The idea for this new platform was proposed by Professor Dayne Logan.
“I’m teaching a class called Multiplatform Communications this semester, and rather than lecturing it made more sense to have students work on developing something that can be hosted in the Apple Store,” Logan said. “I pitched the idea to several groups on campus, and the yearbook fell into place.”
The team designing the app is made up entirely of students. The group is led by sophomore Kara Nonnemacher, the project manager, and sophomore Emilee Berry, the creative director. The rest of the team is made up of senior Sara Van Gorp, junior Katie Krebs, and senior Meridel Weitz.
“We’ve mainly focused on designing templates, so hopefully it will be easy for someone to pick up this project in future years and plug in the next year’s information,” Berry said.
A Lookbook might also be available in future editions.
Since 2009, all student records have been stored in a database in the Computing Service Department. Most of the information for the app is being drawn from this database, the NW Beacon’s records and the NW public relations department’s photo database.

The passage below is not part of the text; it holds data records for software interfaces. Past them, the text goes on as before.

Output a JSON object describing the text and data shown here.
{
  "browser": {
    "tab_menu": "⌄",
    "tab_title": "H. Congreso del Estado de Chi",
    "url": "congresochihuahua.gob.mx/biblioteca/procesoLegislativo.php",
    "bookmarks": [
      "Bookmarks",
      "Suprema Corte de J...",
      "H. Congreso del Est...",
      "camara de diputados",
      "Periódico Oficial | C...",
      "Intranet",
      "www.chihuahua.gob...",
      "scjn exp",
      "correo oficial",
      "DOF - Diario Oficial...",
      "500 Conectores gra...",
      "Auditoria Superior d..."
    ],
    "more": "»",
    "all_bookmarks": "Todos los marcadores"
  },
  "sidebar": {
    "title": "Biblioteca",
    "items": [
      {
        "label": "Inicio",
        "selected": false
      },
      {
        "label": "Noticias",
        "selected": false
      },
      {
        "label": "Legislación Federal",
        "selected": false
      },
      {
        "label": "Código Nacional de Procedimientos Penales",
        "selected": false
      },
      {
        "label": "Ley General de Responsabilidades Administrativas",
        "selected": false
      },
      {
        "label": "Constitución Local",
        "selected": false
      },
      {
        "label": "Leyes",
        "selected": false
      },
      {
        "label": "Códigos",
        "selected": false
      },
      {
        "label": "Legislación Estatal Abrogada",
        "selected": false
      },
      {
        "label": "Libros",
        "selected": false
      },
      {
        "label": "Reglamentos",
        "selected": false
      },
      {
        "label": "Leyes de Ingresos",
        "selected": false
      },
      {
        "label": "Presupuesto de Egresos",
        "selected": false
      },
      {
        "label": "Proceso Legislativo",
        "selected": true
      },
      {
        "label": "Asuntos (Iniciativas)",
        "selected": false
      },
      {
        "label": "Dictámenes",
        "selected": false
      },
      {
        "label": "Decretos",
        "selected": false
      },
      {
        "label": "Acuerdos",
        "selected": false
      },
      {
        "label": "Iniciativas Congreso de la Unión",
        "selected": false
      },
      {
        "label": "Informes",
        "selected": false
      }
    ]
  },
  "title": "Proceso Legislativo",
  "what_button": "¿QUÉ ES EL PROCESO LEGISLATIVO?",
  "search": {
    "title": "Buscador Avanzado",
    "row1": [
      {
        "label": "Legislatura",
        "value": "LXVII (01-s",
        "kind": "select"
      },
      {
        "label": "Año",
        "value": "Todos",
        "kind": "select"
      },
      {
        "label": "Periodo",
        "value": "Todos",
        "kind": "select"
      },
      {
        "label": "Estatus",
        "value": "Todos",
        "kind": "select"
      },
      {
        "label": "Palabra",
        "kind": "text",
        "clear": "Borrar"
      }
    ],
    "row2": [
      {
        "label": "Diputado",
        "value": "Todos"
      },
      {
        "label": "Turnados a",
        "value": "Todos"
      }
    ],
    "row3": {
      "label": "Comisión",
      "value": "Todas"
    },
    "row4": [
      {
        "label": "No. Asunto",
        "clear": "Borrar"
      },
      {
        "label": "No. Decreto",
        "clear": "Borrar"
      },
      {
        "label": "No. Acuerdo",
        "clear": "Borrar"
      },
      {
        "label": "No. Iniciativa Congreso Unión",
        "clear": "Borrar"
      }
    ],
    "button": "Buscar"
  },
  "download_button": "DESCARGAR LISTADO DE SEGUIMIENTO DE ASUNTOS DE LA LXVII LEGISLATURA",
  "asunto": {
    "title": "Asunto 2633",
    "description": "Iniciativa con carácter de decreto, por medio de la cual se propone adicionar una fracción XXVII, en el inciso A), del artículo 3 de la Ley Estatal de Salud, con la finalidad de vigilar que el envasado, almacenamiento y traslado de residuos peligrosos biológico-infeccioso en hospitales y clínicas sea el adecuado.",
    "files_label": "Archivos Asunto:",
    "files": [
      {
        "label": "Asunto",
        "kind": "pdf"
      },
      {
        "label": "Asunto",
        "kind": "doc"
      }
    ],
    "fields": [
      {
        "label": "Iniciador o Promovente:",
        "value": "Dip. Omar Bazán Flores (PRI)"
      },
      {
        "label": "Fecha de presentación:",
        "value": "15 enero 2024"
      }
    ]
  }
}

“You can expect to see information about athletics, fine arts, campus life, special events and students studying off-campus and abroad,” Berry said. “There will be lots of photos, and the app will link to sports statistics on NW’s website.”
The main reason for the discontinuation of the print yearbook was the cost. The last print edition of the yearbook was distributed in 2009 and cost the college approximately $35,000. Distributing the yearbook on the iPad will cost a mere $1,000.
“I think the app is a great way to present this information because we’re keeping up with times and adapting to where there’s a demand,” Nonnemacher said.
The group has finished most of the design stages of the app and will soon be submitting their work to the Apple Store for approval before its launch. Upon approval, the app will be available to anyone as a free download.
“I’d love to see students in future years allowed even more flexibility,” Logan said. “We’re working out the kinks, and I’m so proud of how patient the students have been. Hopefully they will be allowed even more room to be ambitious with their designs in the future.”